Exercise prompt =
When the word "icon" shows up in a line of the data below, copy that whole line.

++++++

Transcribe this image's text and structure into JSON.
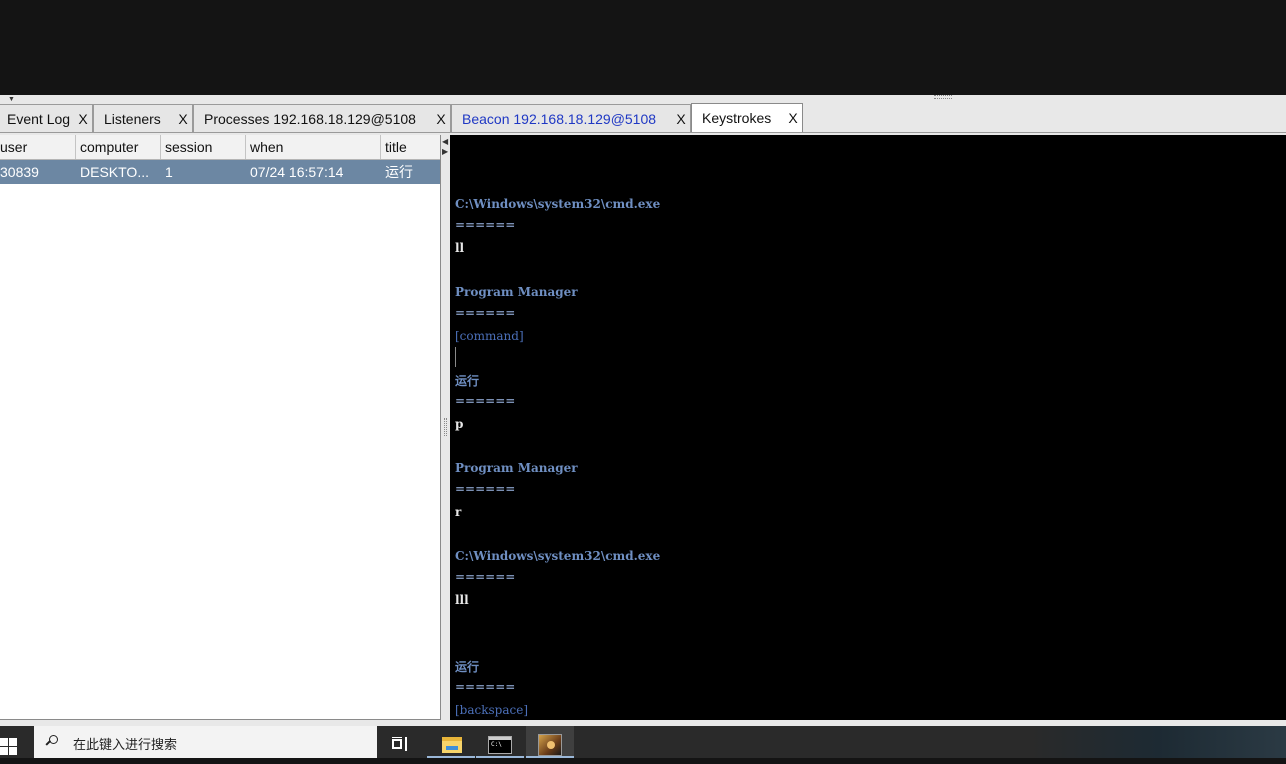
{
  "tabs": [
    {
      "label": "Event Log",
      "close": "X"
    },
    {
      "label": "Listeners",
      "close": "X"
    },
    {
      "label": "Processes 192.168.18.129@5108",
      "close": "X"
    },
    {
      "label": "Beacon 192.168.18.129@5108",
      "close": "X"
    },
    {
      "label": "Keystrokes",
      "close": "X"
    }
  ],
  "table": {
    "headers": [
      "user",
      "computer",
      "session",
      "when",
      "title"
    ],
    "rows": [
      [
        "30839",
        "DESKTO...",
        "1",
        "07/24 16:57:14",
        "运行"
      ]
    ]
  },
  "console": {
    "lines": [
      {
        "type": "win",
        "text": "C:\\Windows\\system32\\cmd.exe"
      },
      {
        "type": "sep",
        "text": "======"
      },
      {
        "type": "key",
        "text": "ll"
      },
      {
        "type": "win",
        "text": "Program Manager"
      },
      {
        "type": "sep",
        "text": "======"
      },
      {
        "type": "tag",
        "text": "[command]"
      },
      {
        "type": "win",
        "text": "运行"
      },
      {
        "type": "sep",
        "text": "======"
      },
      {
        "type": "key",
        "text": "p"
      },
      {
        "type": "win",
        "text": "Program Manager"
      },
      {
        "type": "sep",
        "text": "======"
      },
      {
        "type": "key",
        "text": "r"
      },
      {
        "type": "win",
        "text": "C:\\Windows\\system32\\cmd.exe"
      },
      {
        "type": "sep",
        "text": "======"
      },
      {
        "type": "key",
        "text": "lll"
      },
      {
        "type": "win",
        "text": "运行"
      },
      {
        "type": "sep",
        "text": "======"
      },
      {
        "type": "tag",
        "text": "[backspace]"
      }
    ]
  },
  "taskbar": {
    "search_placeholder": "在此键入进行搜索",
    "apps": [
      "task-view-icon",
      "file-explorer-icon",
      "cmd-icon",
      "cobalt-strike-icon"
    ]
  },
  "colors": {
    "selected_row": "#6c87a3",
    "console_bg": "#000000",
    "active_tab_text_blue": "#1f38c4"
  }
}
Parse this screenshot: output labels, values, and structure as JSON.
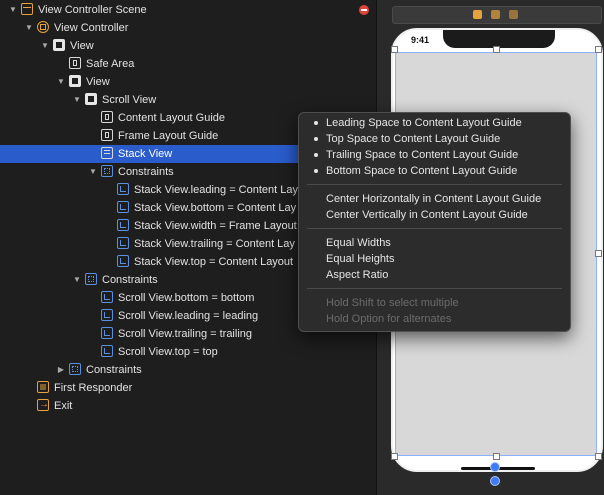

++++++

Task result =
      "task-view-icon",
      "file-explorer-icon",
      "cmd-icon",
      "cobalt-strike-icon"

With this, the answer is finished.